Sticking with the central bank theme, overnight the Bank of Japan left interest rates unchanged, with the policy balance rate remaining at -0.10% and the 10yr yield target at 0%. The BoJ’s statement said that “Japan’s economy is likely to continue on a moderate expanding trend, as the impact of the slowdown in overseas economies on domestic demand is expected to be limited”. It also said that “Downside risks concerning overseas economies seem to remain significant”, unlike in October where the statement said these downside risks “seemed to be increasing.” Moreover, the government’s recent fiscal stimulus announcement has further removed pressure on the BoJ to ease policy.
Elsewhere in Asia, equity markets are trading lower this morning, with the Nikkei (-0.27%), Shanghai Comp (-0.20%) Kospi (-0.18%) and the Hang Seng (-0.65%) all losing ground. In the US, S&P futures are down -0.04%.
Separately, Bloomberg reported this morning that the ECB might remove or downgrade the monetary analysis pillar in assessing the economy. Rather than focusing on money supply growth, the article cited officials who said that examining credit or monetary policy’s impact on financial stability could be more appropriate. The rationale according to the officials is that money supply growth has been of little guidance when it comes to inflation.
There wasn’t much in the way of data yesterday, though we did get the December Ifo survey from Germany, which beat expectations as the business climate indicator rose to 96.3 (vs. 95.5 expected), its highest level since June. In a promising sign, both the expectations (93.8) and the current assessment (98.8) readings rose on last month, and the increase contrasts with the flash composite PMI for Germany on Monday, which remained at 49.4 in December, still in contractionary territory.
We also had a number of inflation prints from around the world. In the UK, the November CPI inflation rate remained below the BoE’s 2% target at +1.5% (vs. +1.4% expected), while core CPI also stayed at +1.7%. Looking at the Euro Area, the final November CPI reading was confirmed at +1.0%, in line with the flash estimate. In spite of stubbornly low inflation there, interestingly we did see five-year forward five-year inflation swaps for the Euro Area rise to 1.3075% yesterday, closing above 1.30% for the first time in 3 months.

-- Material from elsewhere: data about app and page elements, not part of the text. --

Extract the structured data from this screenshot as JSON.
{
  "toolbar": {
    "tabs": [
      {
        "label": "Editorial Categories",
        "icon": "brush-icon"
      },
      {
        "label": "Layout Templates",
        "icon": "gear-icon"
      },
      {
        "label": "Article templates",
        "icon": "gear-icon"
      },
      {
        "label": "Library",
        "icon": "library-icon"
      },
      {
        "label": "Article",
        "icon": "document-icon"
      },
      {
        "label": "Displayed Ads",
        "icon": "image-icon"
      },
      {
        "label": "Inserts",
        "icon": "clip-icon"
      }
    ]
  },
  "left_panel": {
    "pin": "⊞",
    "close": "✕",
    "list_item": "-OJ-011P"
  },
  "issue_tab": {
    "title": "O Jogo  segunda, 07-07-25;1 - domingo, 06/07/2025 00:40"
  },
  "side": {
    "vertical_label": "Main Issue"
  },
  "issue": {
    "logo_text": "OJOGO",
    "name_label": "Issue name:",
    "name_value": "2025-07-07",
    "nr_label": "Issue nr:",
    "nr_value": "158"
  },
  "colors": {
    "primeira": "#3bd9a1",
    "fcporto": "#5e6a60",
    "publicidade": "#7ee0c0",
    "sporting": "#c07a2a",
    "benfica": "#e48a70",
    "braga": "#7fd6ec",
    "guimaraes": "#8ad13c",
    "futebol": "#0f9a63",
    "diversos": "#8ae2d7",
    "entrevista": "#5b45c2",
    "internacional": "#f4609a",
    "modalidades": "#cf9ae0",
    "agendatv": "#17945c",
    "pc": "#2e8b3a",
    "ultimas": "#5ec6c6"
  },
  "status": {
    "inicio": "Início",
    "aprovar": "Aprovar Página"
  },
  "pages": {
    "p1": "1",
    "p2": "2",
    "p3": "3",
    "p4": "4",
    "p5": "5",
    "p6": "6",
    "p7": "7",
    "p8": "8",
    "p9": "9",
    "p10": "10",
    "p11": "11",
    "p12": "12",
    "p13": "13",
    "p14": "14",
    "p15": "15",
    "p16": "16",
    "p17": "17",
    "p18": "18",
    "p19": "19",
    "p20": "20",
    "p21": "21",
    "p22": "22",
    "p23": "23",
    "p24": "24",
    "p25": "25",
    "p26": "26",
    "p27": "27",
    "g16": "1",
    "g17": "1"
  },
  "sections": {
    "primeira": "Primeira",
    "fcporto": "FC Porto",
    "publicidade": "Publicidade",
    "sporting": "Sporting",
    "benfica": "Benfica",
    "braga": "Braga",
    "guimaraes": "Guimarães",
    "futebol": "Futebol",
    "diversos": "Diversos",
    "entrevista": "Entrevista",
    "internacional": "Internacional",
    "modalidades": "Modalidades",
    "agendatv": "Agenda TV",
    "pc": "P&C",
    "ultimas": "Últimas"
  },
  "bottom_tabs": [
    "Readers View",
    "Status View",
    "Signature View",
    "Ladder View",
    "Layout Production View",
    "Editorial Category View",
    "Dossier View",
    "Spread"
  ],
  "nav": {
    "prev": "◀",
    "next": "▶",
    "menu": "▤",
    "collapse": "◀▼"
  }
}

Finally, New York Fed President Williams said in a CNBC interview that “I do think where we’ve got monetary policy is in the right place”. Later on we also heard from Chicago Fed President Evans, who said that he was “personally worried that inflation has been too low”, and he said that overshooting the inflation target would “further reinforce a view that our objective is in fact symmetric”.
To the day ahead now, and as mentioned central banks will be the highlight, with decisions from the Bank of England and the Riksbank out today, along with the Banco de México this evening. We’ll also hear from the ECB’s Lane, and get the minutes from the Reserve Bank of India’s December meeting. Data releases include French business confidence for December, UK retail sales for November, and from the US, we can expect Q3’s current account balance, November’s existing home sales and leading index, and December’s Philadelphia Fed business outlook. Finally in the US, tonight sees the latest Democratic presidential primary debate, and as mentioned there’s the Queen’s Speech taking place in the UK.